Putting down a deposit for a home purchase may be one of the best feelings for just about everyone. A home is an incredible asset for most people, which is why it has to be right. Quite often, buyers end up with properties they cannot afford and end up getting into financial trouble in the long run. Regardless of how beautiful and appropriate a home is, never buy it if it doesn’t fit your pocket.
Save for the Deposit
The size of the down payment usually dictates how much you will pay in interest. If you can afford to put down a considerable amount, then count on a favourable home loan. Usually, 20% is the amount that most sellers will ask for as deposit. If you can make that, then you won’t have to get private mortgage insurance, which means saving money. Have an idea of how much you want to spend on your home. This figure will give you a starting point when saving for your deposit. Aim to save at least 5-20% of the total.
Find the Right Lender
Home loan lenders are available all over, but only a few may suit your needs. The lender you choose will determine how well the home buying process turns out. Firstly, consider the different loan products available for selection. Understand the difference between one mortgage and the next one.For instance, a mortgage with a fixed interest rate may be preferable to you than a comparable interest rate.
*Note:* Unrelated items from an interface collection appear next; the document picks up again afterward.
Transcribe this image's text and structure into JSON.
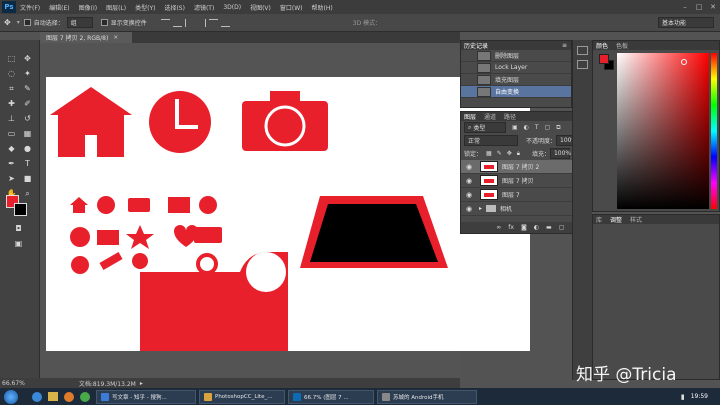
{
  "menu": {
    "logo": "Ps",
    "items": [
      "文件(F)",
      "编辑(E)",
      "图像(I)",
      "图层(L)",
      "类型(Y)",
      "选择(S)",
      "滤镜(T)",
      "3D(D)",
      "视图(V)",
      "窗口(W)",
      "帮助(H)"
    ]
  },
  "options": {
    "auto_select_label": "自动选择：",
    "auto_select_value": "组",
    "show_transform_label": "显示变换控件",
    "mode_3d_label": "3D 模式：",
    "workspace": "基本功能"
  },
  "document": {
    "tab_title": "图层 7 拷贝 2, RGB/8)",
    "zoom": "66.67%",
    "doc_size": "文档:819.3M/13.2M"
  },
  "history": {
    "tab_label": "历史记录",
    "items": [
      {
        "label": "删除图层",
        "selected": false
      },
      {
        "label": "Lock Layer",
        "selected": false
      },
      {
        "label": "填充图层",
        "selected": false
      },
      {
        "label": "自由变换",
        "selected": true
      }
    ]
  },
  "layers": {
    "tabs": [
      "图层",
      "通道",
      "路径"
    ],
    "filter_kind": "类型",
    "blend_mode": "正常",
    "opacity_label": "不透明度：",
    "opacity_value": "100%",
    "lock_label": "锁定：",
    "fill_label": "填充：",
    "fill_value": "100%",
    "items": [
      {
        "label": "图层 7 拷贝 2",
        "selected": true,
        "group": false
      },
      {
        "label": "图层 7 拷贝",
        "selected": false,
        "group": false
      },
      {
        "label": "图层 7",
        "selected": false,
        "group": false
      },
      {
        "label": "相机",
        "selected": false,
        "group": true
      }
    ]
  },
  "color_panel": {
    "tabs": [
      "颜色",
      "色板"
    ],
    "foreground": "#e8202c",
    "background": "#000000"
  },
  "adjust_panel": {
    "tabs": [
      "库",
      "调整",
      "样式"
    ]
  },
  "taskbar": {
    "items": [
      {
        "label": "写文章 - 知乎 - 搜狗...",
        "color": "#3d7bd9"
      },
      {
        "label": "PhotoshopCC_Lite_...",
        "color": "#d9a43d"
      },
      {
        "label": "66.7% (图层 7 ...",
        "color": "#0d6bb5"
      },
      {
        "label": "苏城的 Android手机",
        "color": "#888888"
      }
    ],
    "clock": "19:59"
  },
  "watermark": "知乎 @Tricia",
  "colors": {
    "accent_red": "#e8202c",
    "canvas": "#ffffff",
    "ui_dark": "#3c3c3c"
  }
}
Never start looking at potential buys without getting pre-approval for a loan. The point here is that with pre-approval, you have an idea of the budget to work with.
Choose Monthly Payments you Can Afford
This mistake is one that most people fall into unknowingly. Defaulting on loan payments means foreclosure, leaving you without an asset and with bad credit. From the first step, look at the loan repayment options that a lender is offering. Is your income enough to sustain them? The good thing is that mortgage lenders conduct stress tests to see the ability of a borrower to make payments. Nonetheless, take the time to analyse your financial situation and see if buying a home is feasible.
Know All the Costs
Another common error in judgment that potential buyers make is to budget only for the price of the home. Buying a property in Dublin means incurring so many other costs. First, there is the cost of retaining an estate agent. Then you have to consider the solicitor who is crucial to the process, particularly when closing the deal. Then there are survey costs, paying for movers, furnishing (if you have to), and insurance. Depending on the condition of a home, especially in “as is” purchases, you may have to spend money on renovations. There is also the VAT tax, which is 12% in Ireland. You have to consider the stamp duty as well, and that can be between 1-2% of the market value. Don’t forget the fees that come with mortgage processing.